Introduction: Oak Mac Mini Case
Hello and welcome to my instructable about an oak case I made for my girlfriend for Christmas. I know, super late! The project was born out of the fact that there really aren't any pretty MacMini cases out there. If you are wondering what a MacMini is, don't worry, you are not alone! It is basically a portable Mac desktop computer.
Since coming back to university I have become sort of obsessed with the CNC router in the workshop. As such I decided I would build the case using it and knowing my girlfriend really likes the colour and texture of oak that was the obvious choice for material.
Step 1: The Design
As always I like to begin by sketching my design and then drawing it on the computer in 3D. I think this really helps figure out exactly how you are going to make something. The design is simple, I think simple is normally the best way, after all it is to house one of Apple's minimalist designs.
I have attached the Rhinoceros ".3dm" file, if you would like it in another format just leave me a message in the comments.
Step 2: Materials
Step 3: Tools
Unfortunately this project does call for a CNC router, something I am very lucky to have access to, for now. The tools I used are as follows:
- CNC router 6mm flat bit
- Bench-top disc sander
- Sandpaper various grades
- Wooden mallet
- Pillar drill
- Frostner bit 15mm
- Drill bit 10mm
- Drill bit 3mm
- Adjustable wrench
- MIG welder
- 2 part epoxy
I have attached the toolpath used with the CNC router as a ".dxf" file.
Step 4: Assemble
Once out of the CNC router cut off the excess on the bandsaw. Round the corners with the disc sander and neaten up with sandpaper. The zysa hinges should fit very snugly into the holes, you may need to encourage them with a mallet.
Step 5: The Lock
To fit the lock I drilled a 4mm deep 15mmØ hole with the frostner bit. The position of the hole should correspond with the recess made for the lock mechanism [see 3D model if unsure]. Make sure the hole is positioned centrally i.e. 11.5mm from the bottom if using 23mm thick wood. Following this drill a 10mmØ hole the rest of the way. You should now be able to fit your lock.
I had to do a bit of modification to my cam lock to get it to work the way I wanted.
I welded on a small piece of metal to the part of the lock that swings 90º when you turn the key.

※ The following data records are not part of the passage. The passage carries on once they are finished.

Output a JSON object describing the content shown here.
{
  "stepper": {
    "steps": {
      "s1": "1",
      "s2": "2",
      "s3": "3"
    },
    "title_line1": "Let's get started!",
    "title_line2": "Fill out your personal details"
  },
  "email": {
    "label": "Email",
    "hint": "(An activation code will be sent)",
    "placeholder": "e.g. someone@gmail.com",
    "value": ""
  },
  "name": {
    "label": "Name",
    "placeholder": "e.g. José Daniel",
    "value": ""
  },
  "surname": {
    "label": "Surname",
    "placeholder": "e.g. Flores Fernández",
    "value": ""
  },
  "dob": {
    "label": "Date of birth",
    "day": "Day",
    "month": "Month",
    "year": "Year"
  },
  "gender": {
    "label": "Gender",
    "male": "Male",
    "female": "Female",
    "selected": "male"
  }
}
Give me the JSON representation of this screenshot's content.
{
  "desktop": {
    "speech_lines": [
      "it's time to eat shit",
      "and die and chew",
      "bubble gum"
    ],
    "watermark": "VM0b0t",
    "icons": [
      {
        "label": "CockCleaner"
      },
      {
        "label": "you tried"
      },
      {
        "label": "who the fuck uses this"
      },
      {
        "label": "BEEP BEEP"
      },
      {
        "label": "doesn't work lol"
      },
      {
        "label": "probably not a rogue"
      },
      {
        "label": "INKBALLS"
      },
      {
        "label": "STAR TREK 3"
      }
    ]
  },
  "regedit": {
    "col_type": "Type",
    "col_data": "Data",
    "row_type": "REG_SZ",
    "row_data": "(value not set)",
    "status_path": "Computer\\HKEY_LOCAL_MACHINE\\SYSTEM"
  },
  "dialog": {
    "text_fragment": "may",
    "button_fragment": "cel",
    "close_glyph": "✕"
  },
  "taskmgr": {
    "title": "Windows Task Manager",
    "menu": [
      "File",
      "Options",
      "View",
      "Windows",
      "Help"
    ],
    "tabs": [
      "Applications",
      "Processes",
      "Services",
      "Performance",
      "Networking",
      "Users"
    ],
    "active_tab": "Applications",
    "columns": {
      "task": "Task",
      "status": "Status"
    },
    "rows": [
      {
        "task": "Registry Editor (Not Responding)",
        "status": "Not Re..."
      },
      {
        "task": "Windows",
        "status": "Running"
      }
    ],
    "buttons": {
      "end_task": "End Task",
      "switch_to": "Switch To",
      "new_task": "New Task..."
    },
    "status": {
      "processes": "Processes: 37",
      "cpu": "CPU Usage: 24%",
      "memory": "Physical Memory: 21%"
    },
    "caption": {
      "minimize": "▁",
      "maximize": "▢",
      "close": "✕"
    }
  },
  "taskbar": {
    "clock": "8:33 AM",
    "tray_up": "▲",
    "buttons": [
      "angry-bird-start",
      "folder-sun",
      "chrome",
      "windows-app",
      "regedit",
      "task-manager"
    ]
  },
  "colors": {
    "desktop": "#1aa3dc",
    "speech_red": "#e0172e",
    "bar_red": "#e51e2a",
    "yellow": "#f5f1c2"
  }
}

This piece of metal has a "C" shaped slot in it to anchor to a metal rod that will be situated above the lock recess. When the lock is successfully installed measure to the centre of the "C". The centre of the metal rod above will need to align with the centre of the "C" to lock successfully. Drill a 3mmØ hole 25mm deep at this point. Insert the metal rod into this hole. Glue with epoxy if necessary.
It might be possible to laser cut an alternative part to avoid the welding etc. but this method has worked well for me.
Step 6: Felt
A final touch was just to add a piece of felt in the recess for the top of the MacMini. This was actually to cover up a mistake I made when securing the wood to the table of the CNC router. This mistake meant the wood became quite thin, as such I decided to increase the thickness by laser cutting a piece of ply and gluing it in. To hide this mistake I decided to line it with the felt which I think looks great.
Step 7: Final Thoughts
Finally a few thoughts on improvements or things I would have done differently:
- Used wood thicker than 23mm
- The case doesn't have a space for the keyboard
- Needs finishing in oil or varnish
But overall I'm pretty happy with it. I hope you've enjoyed having a look at my instructable, would love to hear what you think in the comments. Happy making!